The Wall Street Journal reported Thursday, in an article by Sarah Ellison and Robin Sidel, that the board in its regularly scheduled meeting Wednesday has decided to stay mum about as long as the controlling Bancroft family remain opposed to the $60-a-share offer.
This was the first board meeting since Murdoch's May 11 letter to the Bancroft's assuring them that he would not damage the journalistic integrity of the Journal, Barron's, or its other news products.
But the Journal reported there are fissures inside the board about resisting the bid -- which represents a 67% premium on the stock price before news of the offer leaked.
Citing "two people familiar with the board's thinking," the Journal said "several" board members were surprised the Bancrofts are resisting the big premium price.
A Bancroft family representative on the board has said that members representing 52% of the voting stock oppose the bid. Altogether, the far-flung family has a 64% stake, and some members reportedly favor exploring the Murdoch offer.
The Ottaway family, which controls another 5.2% voting stake, is adamantly opposed to a sale.
During Wednesday's board meeting, the Journal reported, directors discussed adopting a "change-in-control" compensation package for executives. With Dow Jones facing the possibility of a takeover, the package could be an important recruiting tool.
The board also heard a presentation on its online and wire services, which could face increased competitive pressure as a result of the proposed merger of Reuters and Thomson, the Journal reported.
The board next meets in June.

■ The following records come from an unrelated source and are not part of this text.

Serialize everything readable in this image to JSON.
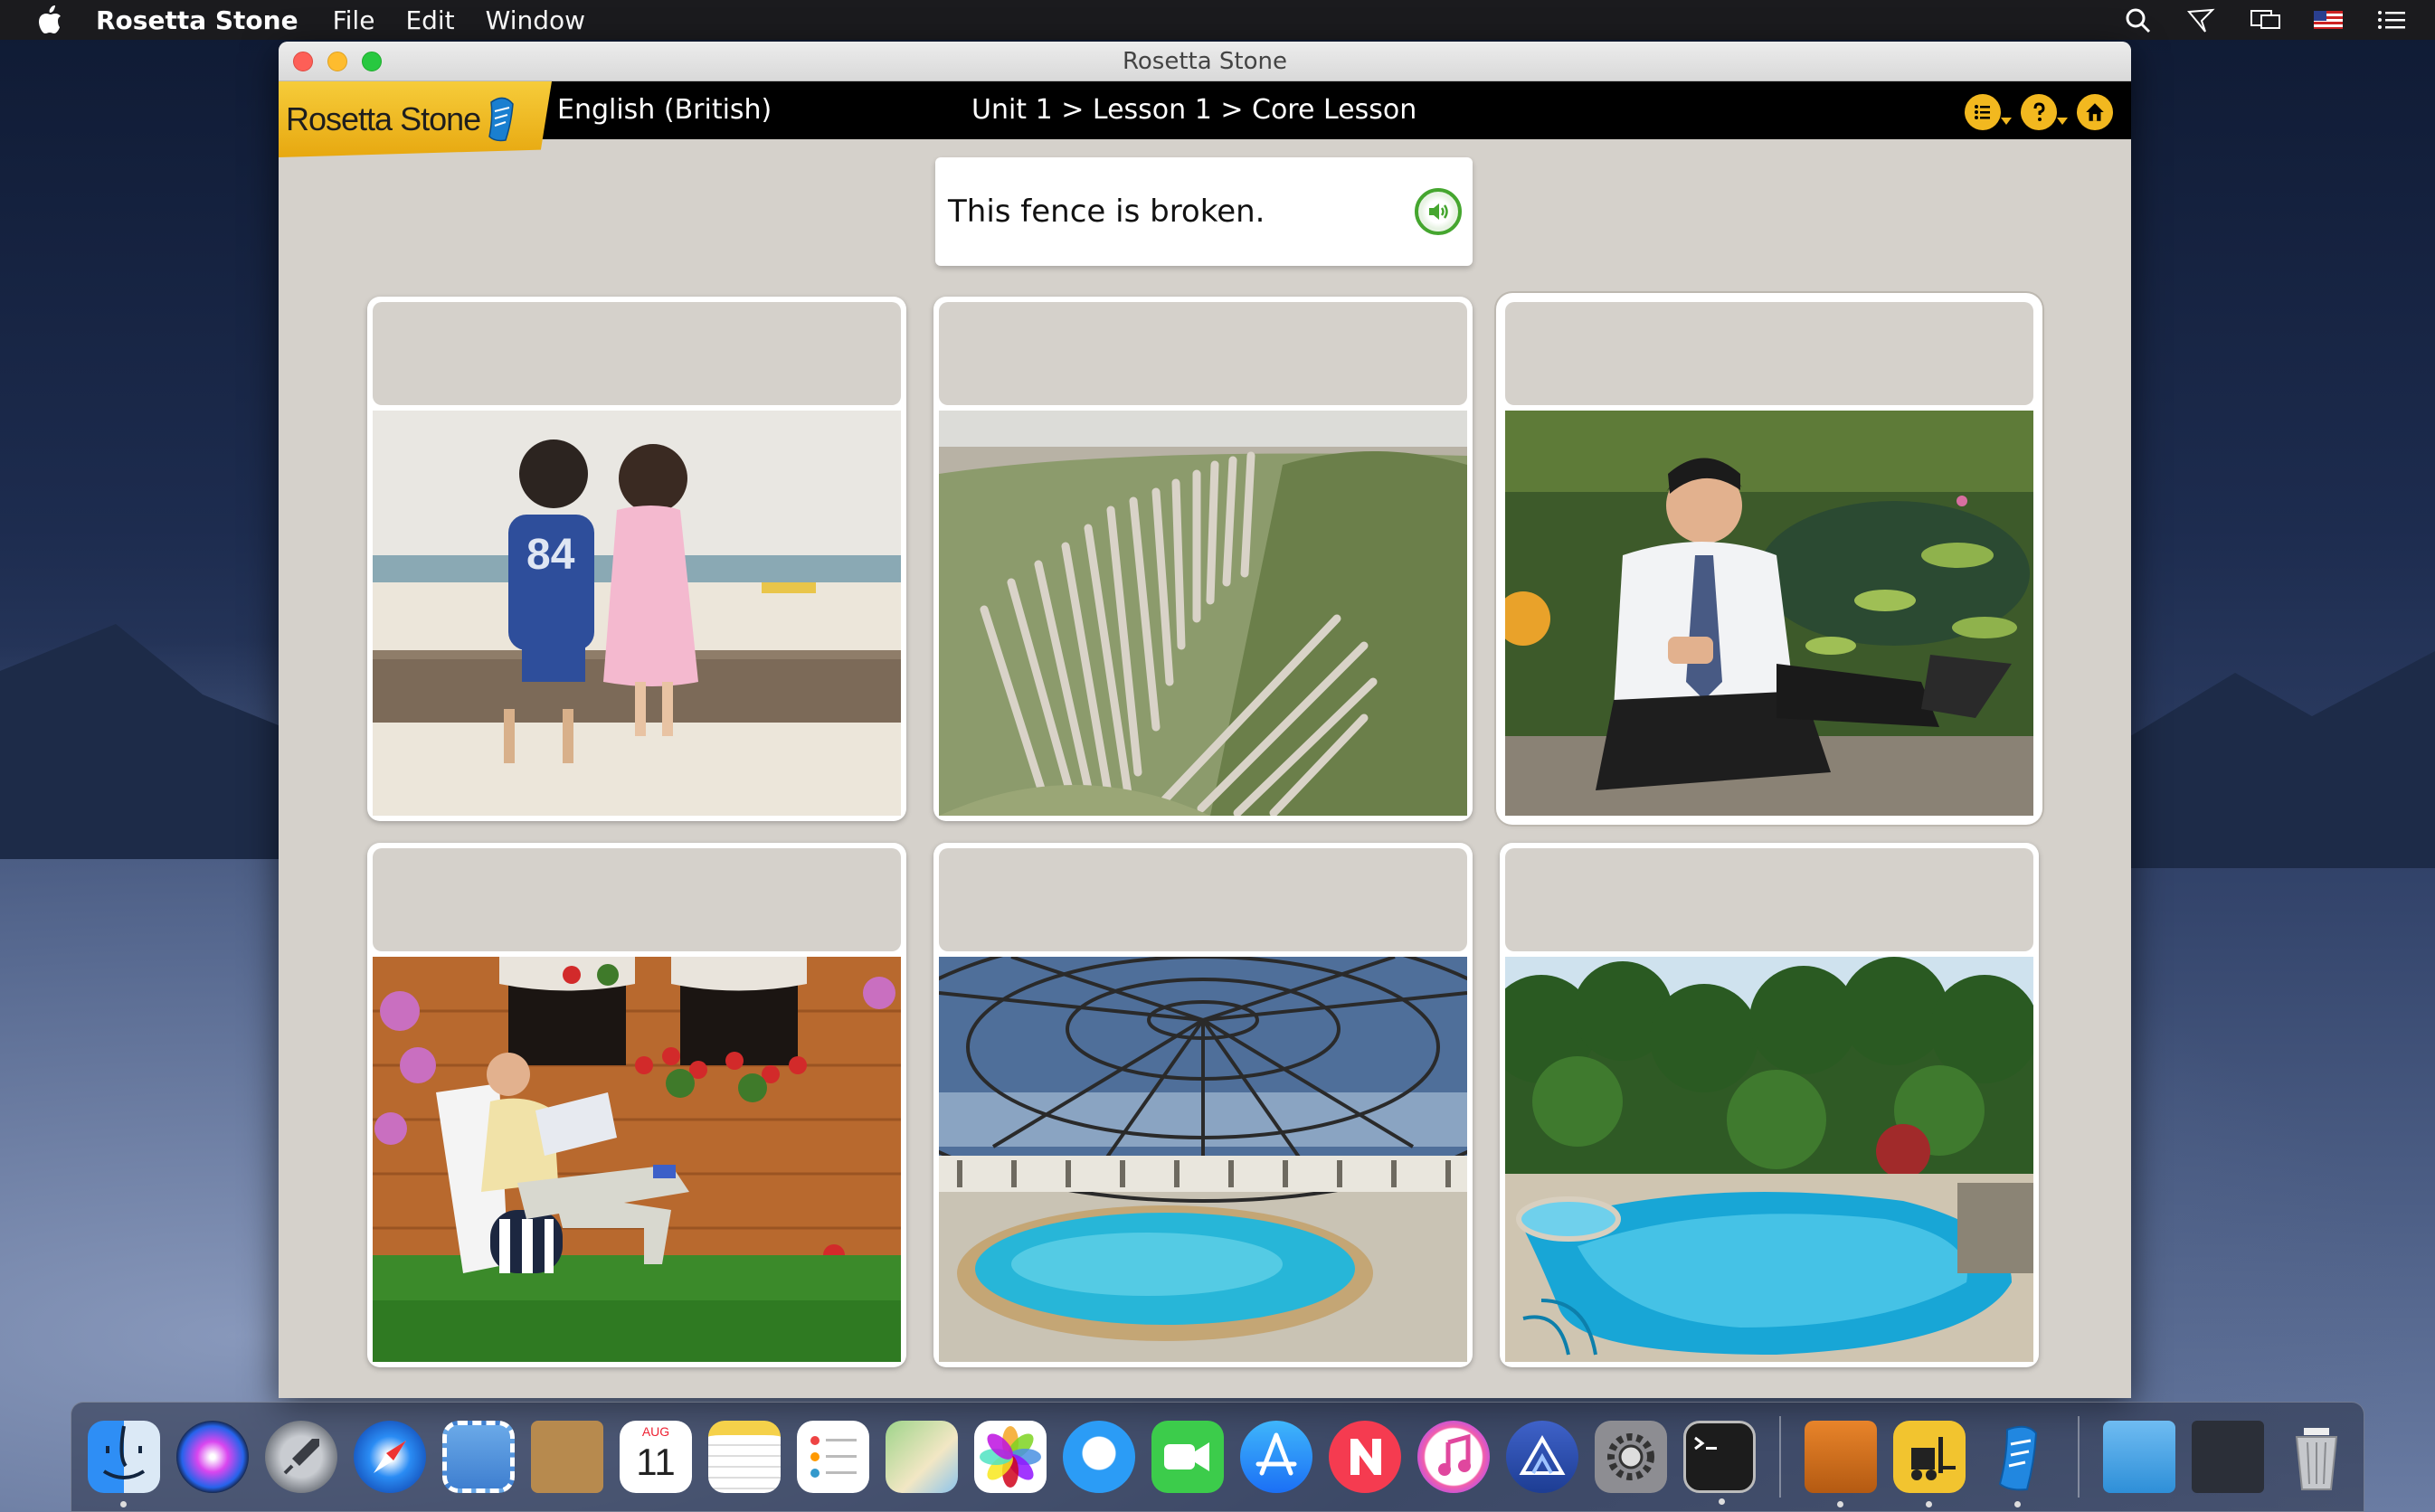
{
  "menubar": {
    "app_name": "Rosetta Stone",
    "menus": [
      "File",
      "Edit",
      "Window"
    ]
  },
  "window": {
    "title": "Rosetta Stone"
  },
  "app": {
    "logo_text": "Rosetta Stone",
    "course": "English (British)",
    "breadcrumb": "Unit 1 > Lesson 1 > Core Lesson"
  },
  "prompt": {
    "text": "This fence is broken."
  },
  "cards": [
    {
      "name": "two-children-on-beach-bench",
      "selected": false
    },
    {
      "name": "broken-fence-in-dunes",
      "selected": false
    },
    {
      "name": "man-with-laptop-by-pond",
      "selected": true
    },
    {
      "name": "man-reading-in-garden-chair",
      "selected": false
    },
    {
      "name": "indoor-pool-under-dome",
      "selected": false
    },
    {
      "name": "outdoor-pool-in-garden",
      "selected": false
    }
  ],
  "dock": {
    "calendar_month": "AUG",
    "calendar_day": "11",
    "apps": [
      "finder",
      "siri",
      "launchpad",
      "safari",
      "mail",
      "contacts",
      "calendar",
      "notes",
      "reminders",
      "maps",
      "photos",
      "messages",
      "facetime",
      "app-store",
      "news",
      "itunes",
      "affinity",
      "system-preferences",
      "terminal",
      "archiver",
      "forklift",
      "rosetta-stone",
      "downloads",
      "screenshots",
      "trash"
    ]
  },
  "colors": {
    "accent_yellow": "#f2b81f",
    "speaker_green": "#45a62f",
    "lesson_bg": "#d5d1cb"
  }
}
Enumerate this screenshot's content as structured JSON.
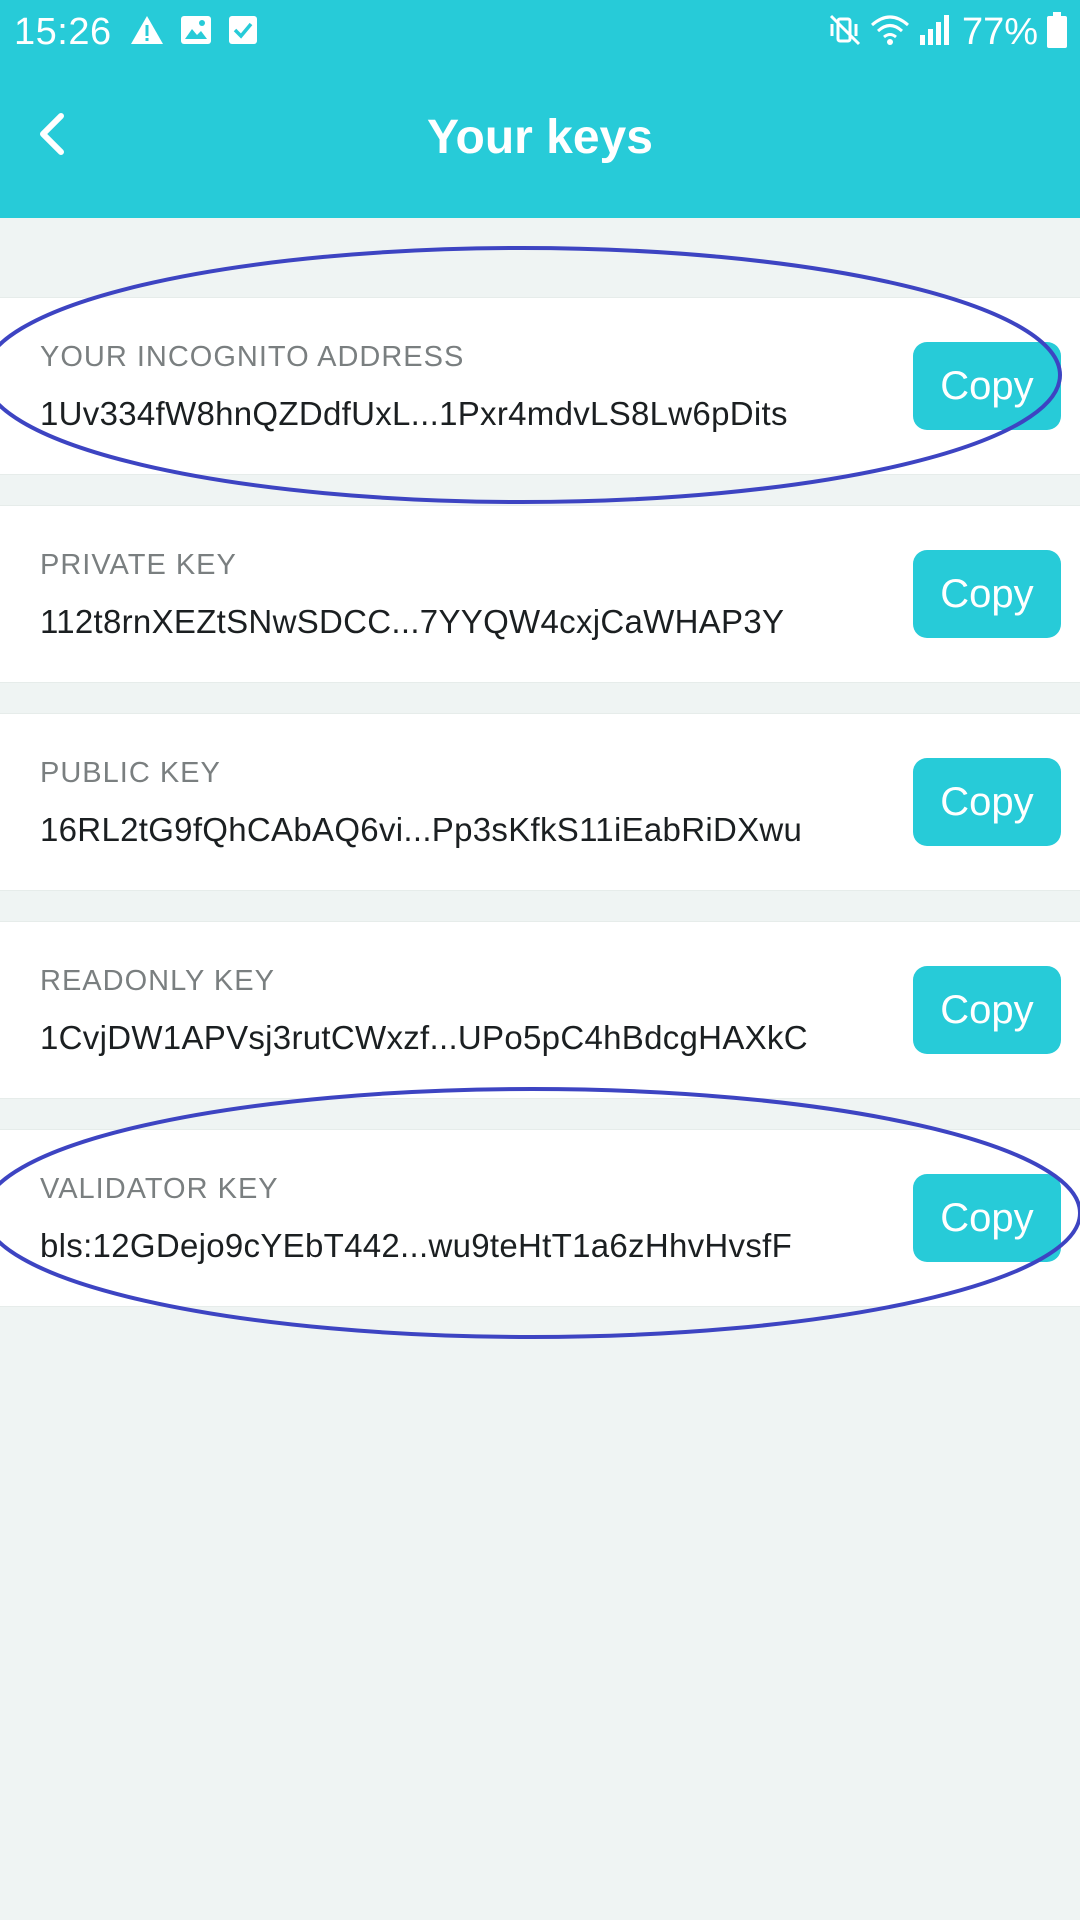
{
  "status_bar": {
    "time": "15:26",
    "left_icons": [
      "warning-icon",
      "image-icon",
      "checkbox-icon"
    ],
    "right_icons": [
      "vibrate-mute-icon",
      "wifi-icon",
      "signal-icon",
      "battery-icon"
    ],
    "battery": "77%"
  },
  "app_bar": {
    "title": "Your keys",
    "back_icon": "chevron-left-icon"
  },
  "keys": [
    {
      "label": "YOUR INCOGNITO ADDRESS",
      "value": "1Uv334fW8hnQZDdfUxL...1Pxr4mdvLS8Lw6pDits",
      "button": "Copy"
    },
    {
      "label": "PRIVATE KEY",
      "value": "112t8rnXEZtSNwSDCC...7YYQW4cxjCaWHAP3Y",
      "button": "Copy"
    },
    {
      "label": "PUBLIC KEY",
      "value": "16RL2tG9fQhCAbAQ6vi...Pp3sKfkS11iEabRiDXwu",
      "button": "Copy"
    },
    {
      "label": "READONLY KEY",
      "value": "1CvjDW1APVsj3rutCWxzf...UPo5pC4hBdcgHAXkC",
      "button": "Copy"
    },
    {
      "label": "VALIDATOR KEY",
      "value": "bls:12GDejo9cYEbT442...wu9teHtT1a6zHhvHvsfF",
      "button": "Copy"
    }
  ],
  "colors": {
    "accent": "#27cbd8",
    "background": "#eff4f3",
    "annotation": "#3d44c2"
  }
}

By: E&P Staff For the second time since Rupert Murdoch's News Corp. offered a big premium to buy up Dow Jones & Co., the financial media giant's board of directors met without taking any action.